And then tonight! Yow. Hélène Cixous read from her latest book, Twists and Turns in the Heart’s Antarctic, at Shakespeare and Company bookstore. First, her translator, Beverley Bie Brahic, read an English translation; then Cixous followed with the original in French. The text was poetic fiction, an essay, an epic, a Greek myth, about a daughter named Hélène, a brother, O., with whom she has a murderous relationship, and their 100-year-old mother, Eve. The images were closely observed, intimate; the metaphor, of Euridice (the mother) following Orpheus (the daughter/writer) shakily down some stairs. Stunning writing.
And this was peculiar, an image that sounded wonderful in English, the mother’s recent bond with a teddy bear, sounded slightly sentimental in French. In addition to the gorgeous writing, I felt a longing to live closer to my mother, the pain of being far from home soil, a pang of admiration-envy of my two sisters and brother who live so close to her. (For everything, there is a price, and this is the price for me of living in Paris.)

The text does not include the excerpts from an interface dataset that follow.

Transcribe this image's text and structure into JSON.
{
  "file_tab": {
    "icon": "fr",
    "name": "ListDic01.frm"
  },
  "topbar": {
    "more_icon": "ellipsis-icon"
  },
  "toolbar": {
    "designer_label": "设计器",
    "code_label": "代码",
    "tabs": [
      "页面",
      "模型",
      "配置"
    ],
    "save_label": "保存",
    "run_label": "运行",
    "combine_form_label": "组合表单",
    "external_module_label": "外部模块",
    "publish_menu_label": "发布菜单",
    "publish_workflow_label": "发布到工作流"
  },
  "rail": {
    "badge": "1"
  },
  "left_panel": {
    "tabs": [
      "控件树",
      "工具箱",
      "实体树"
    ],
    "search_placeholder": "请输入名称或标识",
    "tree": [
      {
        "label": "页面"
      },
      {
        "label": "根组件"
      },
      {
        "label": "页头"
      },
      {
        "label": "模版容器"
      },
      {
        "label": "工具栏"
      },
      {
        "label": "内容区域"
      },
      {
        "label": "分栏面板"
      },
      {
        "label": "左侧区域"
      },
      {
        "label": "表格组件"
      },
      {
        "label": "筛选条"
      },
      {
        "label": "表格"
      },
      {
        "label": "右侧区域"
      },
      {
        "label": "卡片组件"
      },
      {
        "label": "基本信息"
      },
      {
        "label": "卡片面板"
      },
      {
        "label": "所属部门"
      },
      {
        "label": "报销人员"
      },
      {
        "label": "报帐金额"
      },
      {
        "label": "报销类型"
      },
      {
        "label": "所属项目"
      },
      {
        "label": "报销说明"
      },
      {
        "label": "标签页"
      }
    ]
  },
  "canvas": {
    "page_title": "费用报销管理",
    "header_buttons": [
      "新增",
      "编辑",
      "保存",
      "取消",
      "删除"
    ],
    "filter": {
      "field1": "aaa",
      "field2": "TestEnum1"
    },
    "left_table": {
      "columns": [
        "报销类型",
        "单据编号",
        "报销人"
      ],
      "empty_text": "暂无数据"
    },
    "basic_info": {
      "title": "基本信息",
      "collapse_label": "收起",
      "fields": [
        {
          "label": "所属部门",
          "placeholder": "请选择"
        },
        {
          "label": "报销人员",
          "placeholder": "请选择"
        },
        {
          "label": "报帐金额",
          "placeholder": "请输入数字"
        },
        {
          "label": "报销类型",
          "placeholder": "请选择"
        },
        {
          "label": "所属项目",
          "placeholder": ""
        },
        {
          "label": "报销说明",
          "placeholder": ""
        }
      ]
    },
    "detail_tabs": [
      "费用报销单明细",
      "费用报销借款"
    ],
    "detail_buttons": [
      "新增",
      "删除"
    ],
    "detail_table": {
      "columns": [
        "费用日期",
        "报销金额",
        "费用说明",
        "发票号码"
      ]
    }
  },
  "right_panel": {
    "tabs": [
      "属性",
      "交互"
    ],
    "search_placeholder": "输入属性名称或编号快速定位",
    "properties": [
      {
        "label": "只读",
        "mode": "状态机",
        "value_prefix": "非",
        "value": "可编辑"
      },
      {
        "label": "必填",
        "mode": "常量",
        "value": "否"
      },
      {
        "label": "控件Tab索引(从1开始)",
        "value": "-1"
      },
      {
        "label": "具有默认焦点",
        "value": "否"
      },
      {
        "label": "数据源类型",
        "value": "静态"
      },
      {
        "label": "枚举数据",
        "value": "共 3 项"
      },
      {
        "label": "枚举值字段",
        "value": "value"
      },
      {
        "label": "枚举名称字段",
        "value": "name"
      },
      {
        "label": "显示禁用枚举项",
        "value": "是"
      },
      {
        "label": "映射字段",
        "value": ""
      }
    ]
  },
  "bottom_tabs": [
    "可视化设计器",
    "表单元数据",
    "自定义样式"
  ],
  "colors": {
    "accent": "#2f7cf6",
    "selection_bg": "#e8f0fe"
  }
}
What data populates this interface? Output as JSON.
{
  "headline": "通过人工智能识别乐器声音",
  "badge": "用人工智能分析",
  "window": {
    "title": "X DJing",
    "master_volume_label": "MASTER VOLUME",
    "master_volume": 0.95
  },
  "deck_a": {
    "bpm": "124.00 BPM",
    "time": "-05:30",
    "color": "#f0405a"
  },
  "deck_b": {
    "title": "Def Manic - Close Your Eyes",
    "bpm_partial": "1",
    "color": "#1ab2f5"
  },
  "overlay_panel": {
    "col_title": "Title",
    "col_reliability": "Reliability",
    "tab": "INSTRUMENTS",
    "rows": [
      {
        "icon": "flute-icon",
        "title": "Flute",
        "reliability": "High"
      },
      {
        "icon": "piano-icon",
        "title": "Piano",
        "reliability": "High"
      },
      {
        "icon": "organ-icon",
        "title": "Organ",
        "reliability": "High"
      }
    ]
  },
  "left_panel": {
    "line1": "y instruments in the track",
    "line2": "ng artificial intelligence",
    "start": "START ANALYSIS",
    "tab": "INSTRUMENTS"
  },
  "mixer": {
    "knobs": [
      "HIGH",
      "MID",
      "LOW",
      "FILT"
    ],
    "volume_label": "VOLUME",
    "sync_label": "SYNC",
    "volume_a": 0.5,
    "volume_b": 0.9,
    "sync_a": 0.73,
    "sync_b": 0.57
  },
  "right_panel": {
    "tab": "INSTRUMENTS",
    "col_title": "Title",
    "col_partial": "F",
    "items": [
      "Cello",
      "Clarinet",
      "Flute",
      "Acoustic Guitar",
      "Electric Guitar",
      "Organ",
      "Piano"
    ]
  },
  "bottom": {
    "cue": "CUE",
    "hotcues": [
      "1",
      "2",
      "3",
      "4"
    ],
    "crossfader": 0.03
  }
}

I have loved Hélène Cixous’s work for years. I drew closer, standing in the doorway, as H. C. answered questions after the reading. A beautiful face, big ears, long nose, Algerian-French, German Ashkenazi Jewish on her mother’s side, Pied-Noir Sephardic Jewish on her father’s. A fez cap, gray-green cardigan and scarf over a black sweater. A relaxed and delicate face. Nefertiti eyeliner. She looked a bit like Nefertiti.
She could not “enter” France for years, found the French too bourgeois, “carpeted,” until she found the door. That door was the tower of the small castle that had once belonged to the great essayist, Montaigne, in the town of the same name. His writing room was about the size of the room in which we were gathered. A view from the small windows of vastness, reminding her of Goethe’s view in Strasbourg. She felt the imprint of the books that had once surrounded him, though they are long gone.
She now goes back to visit Montaigne’s tower once a year for inspiration. Of course, she says, you have to have read all of Montaigne’s essays for it to mean anything. Important things happened in this tower where he wrote. Kings visited the writer there, among them, King Henri IV, the first Protestant king of France. Henri IV, like Nelson Mandela, was a mediator, mediating between the Protestants and Catholics.
In response to a question about why she so often used the first person in her writing, Cixous said, the self is multiple, legion. (Yes! as are the forms of the divine, which is no longer entirely “out there,” or “up there,” but envisioned now as inside us, aspects of the collective unconscious.)
The translator discussed a French word haimé, a word Cixous invented by joining haïr, "to hate," to aimer, "to love." She struggled to find a graceful equivalent in English, and settled for "hateloved."
I asked Alex to save me a copy of Twists and Turns, and bolted out of Shakespeare and into the street, too happy to wait in line. I called our favorite restaurant to see if they had a table for one. “Oui, Karine!” said David. Had hareng with potatoes and carrots, and warm goat’s cheese on tiny pieces of toast. Then as the restaurant filled with no one but French-speaking diners who were spilling over with exuberance tonight, I left to walk to my (second-)fave café to write this letter to you.